The growing underground music scene in Lebanon is vital but craves inspiration and support. Human rights are violated and freedom of expression is curbed, for instance in July 2011 the artist Zeid Hamdan was arrested facing 2 years in prison because of a song in which he urges the president to get rid of warlords and corruption. In Egypt under Mubarak, artists faced repression if they criticized the government. Now, they fear the increasing influence of conservative Islamist groups calling for censorship and restrictions of artistic freedom. In Syria, the violent turmoil has made any creative activity virtually impossible and many musicians have fled the country while others have sided with the government to avoid problems. Artists of Palestinian origin are scattered across the region and try to give voice to a constant struggle from their exile position.
At the same time, Swedish artists who take such rights for granted rarely connect actively with parts of the world where the quest for those values is most urgent, and Sweden, a country claiming a democratic and progressive global image, is not necessarily perceived as a relevant actor for civil rights and liberties in the Arab world.Swedish people in general have a limited understanding of the current Arab predicament and little awareness of contemporary cultural expressions and youth driven political movements there. The stereotypical image of Arabs and Arab culture needs to be challenged and nuanced. This project enables artists/activists from different settings to get together physically in a structured but creative form, to exchange support, experiences and mirror one another, and to share the outcome with others through activities such as workshops, music recording and performances which will highlight burning issues of democracy and freedom of expression, and give voice to that which we have in common: the struggle for human rights and freedom.

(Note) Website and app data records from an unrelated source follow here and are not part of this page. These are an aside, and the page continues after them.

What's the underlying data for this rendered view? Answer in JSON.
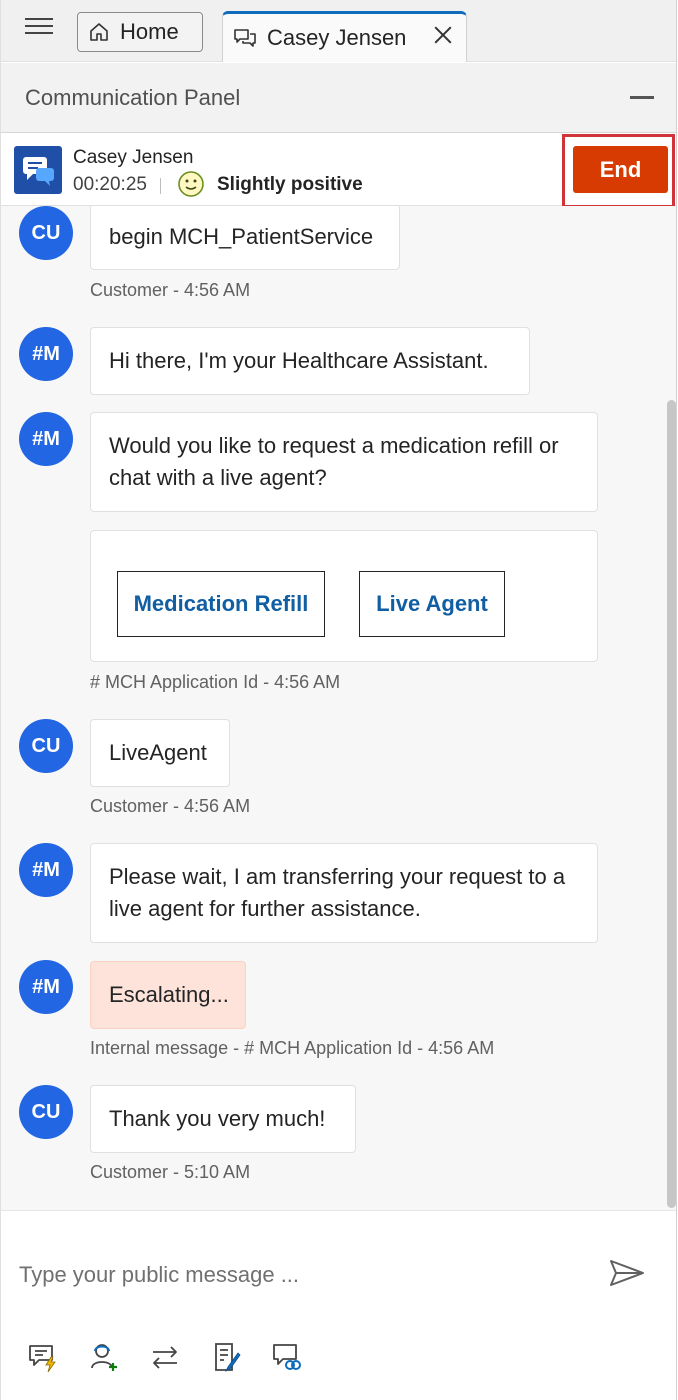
{
  "tabs": {
    "home_label": "Home",
    "session_label": "Casey Jensen"
  },
  "panel": {
    "title": "Communication Panel"
  },
  "session": {
    "customer_name": "Casey Jensen",
    "timer": "00:20:25",
    "sentiment": "Slightly positive",
    "end_label": "End"
  },
  "messages": [
    {
      "avatar": "CU",
      "text": "begin MCH_PatientService",
      "meta": "Customer - 4:56 AM"
    },
    {
      "avatar": "#M",
      "text": "Hi there, I'm your Healthcare Assistant."
    },
    {
      "avatar": "#M",
      "text": "Would you like to request a medication refill or chat with a live agent?"
    },
    {
      "card_buttons": [
        "Medication Refill",
        "Live Agent"
      ],
      "meta": "# MCH Application Id - 4:56 AM"
    },
    {
      "avatar": "CU",
      "text": "LiveAgent",
      "meta": "Customer - 4:56 AM"
    },
    {
      "avatar": "#M",
      "text": "Please wait, I am transferring your request to a live agent for further assistance."
    },
    {
      "avatar": "#M",
      "text": "Escalating...",
      "meta": "Internal message - # MCH Application Id - 4:56 AM"
    },
    {
      "avatar": "CU",
      "text": "Thank you very much!",
      "meta": "Customer - 5:10 AM"
    }
  ],
  "compose": {
    "placeholder": "Type your public message ..."
  },
  "toolbar_icons": [
    "quick-replies-icon",
    "consult-icon",
    "transfer-icon",
    "notes-icon",
    "link-conversation-icon"
  ],
  "colors": {
    "accent": "#0f6cbd",
    "end_button": "#d83b01",
    "avatar": "#2266e3",
    "internal_bubble": "#fde3da",
    "highlight_border": "#d13438"
  }
}
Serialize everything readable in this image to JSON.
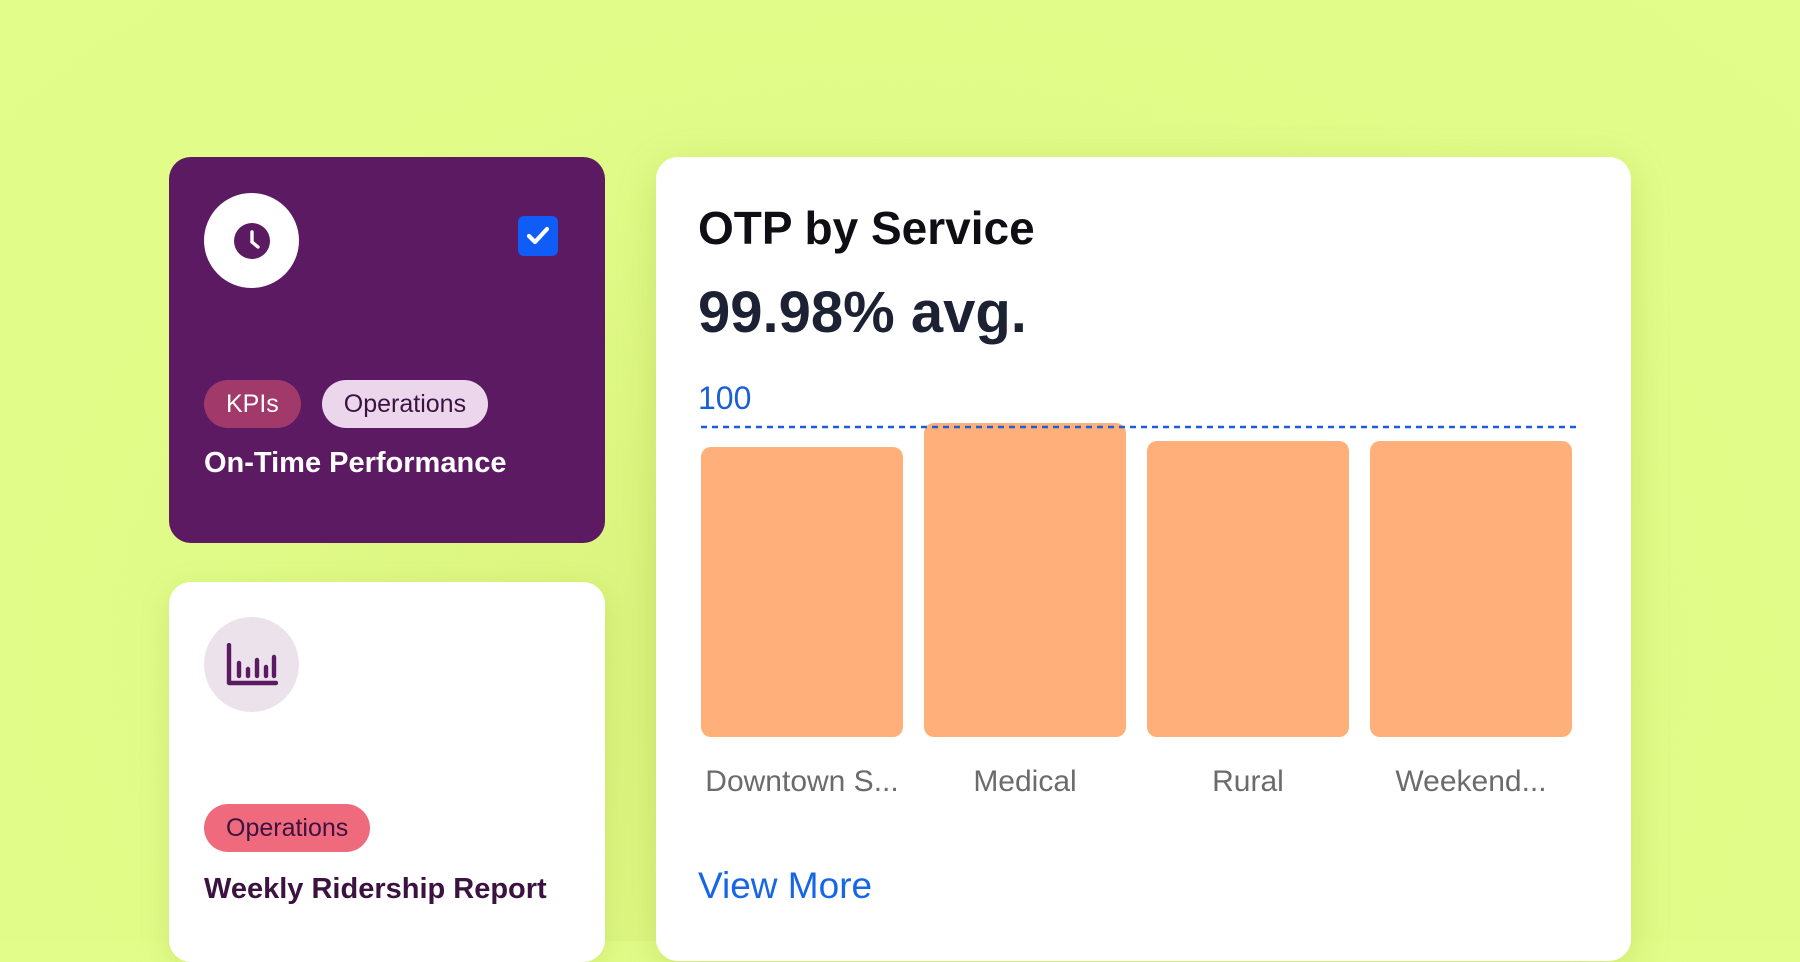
{
  "cards": [
    {
      "icon": "clock-icon",
      "checked": true,
      "tags": [
        "KPIs",
        "Operations"
      ],
      "title": "On-Time Performance",
      "colors": {
        "background": "#5c1a62",
        "tag_kpis": "#a13a6b",
        "tag_operations": "#ecd6ec"
      }
    },
    {
      "icon": "bar-chart-icon",
      "tags": [
        "Operations"
      ],
      "title": "Weekly Ridership Report",
      "colors": {
        "background": "#ffffff",
        "tag_operations": "#ee6a7c"
      }
    }
  ],
  "chart_panel": {
    "title": "OTP by Service",
    "metric": "99.98% avg.",
    "link": "View More"
  },
  "chart_data": {
    "type": "bar",
    "categories": [
      "Downtown S...",
      "Medical",
      "Rural",
      "Weekend..."
    ],
    "values": [
      99.97,
      100.01,
      99.98,
      99.98
    ],
    "reference_line": {
      "value": 100,
      "label": "100",
      "style": "dashed",
      "color": "#1a5fd6"
    },
    "bar_color": "#ffb07a",
    "grid": false,
    "legend": "none"
  },
  "colors": {
    "page_background": "#e1fb88",
    "link": "#1666e6",
    "checkbox": "#0f5cf6"
  }
}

This project is kindly financed the Swedish Institute, Creative Force MENA Program.